**Activity:** Each record should be copied exactly into the answer, and no picture should go with it.

**Saved data entries:**
+++

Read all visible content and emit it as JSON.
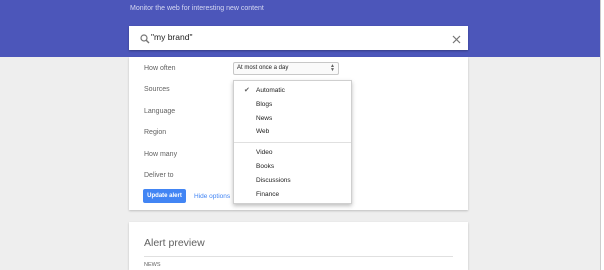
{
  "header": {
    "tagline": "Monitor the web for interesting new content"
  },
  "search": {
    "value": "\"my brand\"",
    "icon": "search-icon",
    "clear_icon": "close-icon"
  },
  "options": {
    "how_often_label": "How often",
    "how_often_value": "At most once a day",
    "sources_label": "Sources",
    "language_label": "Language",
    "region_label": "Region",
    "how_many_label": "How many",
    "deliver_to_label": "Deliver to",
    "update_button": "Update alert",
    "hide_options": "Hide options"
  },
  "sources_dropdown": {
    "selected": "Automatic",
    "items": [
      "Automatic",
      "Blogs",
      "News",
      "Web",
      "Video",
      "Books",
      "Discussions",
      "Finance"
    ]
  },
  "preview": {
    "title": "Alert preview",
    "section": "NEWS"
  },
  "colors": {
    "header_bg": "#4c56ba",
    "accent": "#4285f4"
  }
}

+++

**Solution for this problem:**
Read all visible content and emit it as JSON.
{
  "header": {
    "tagline": "Monitor the web for interesting new content"
  },
  "search": {
    "value": "\"my brand\"",
    "icon": "search-icon",
    "clear_icon": "close-icon"
  },
  "options": {
    "how_often_label": "How often",
    "how_often_value": "At most once a day",
    "sources_label": "Sources",
    "language_label": "Language",
    "region_label": "Region",
    "how_many_label": "How many",
    "deliver_to_label": "Deliver to",
    "update_button": "Update alert",
    "hide_options": "Hide options"
  },
  "sources_dropdown": {
    "selected": "Automatic",
    "items": [
      "Automatic",
      "Blogs",
      "News",
      "Web",
      "Video",
      "Books",
      "Discussions",
      "Finance"
    ]
  },
  "preview": {
    "title": "Alert preview",
    "section": "NEWS"
  },
  "colors": {
    "header_bg": "#4c56ba",
    "accent": "#4285f4"
  }
}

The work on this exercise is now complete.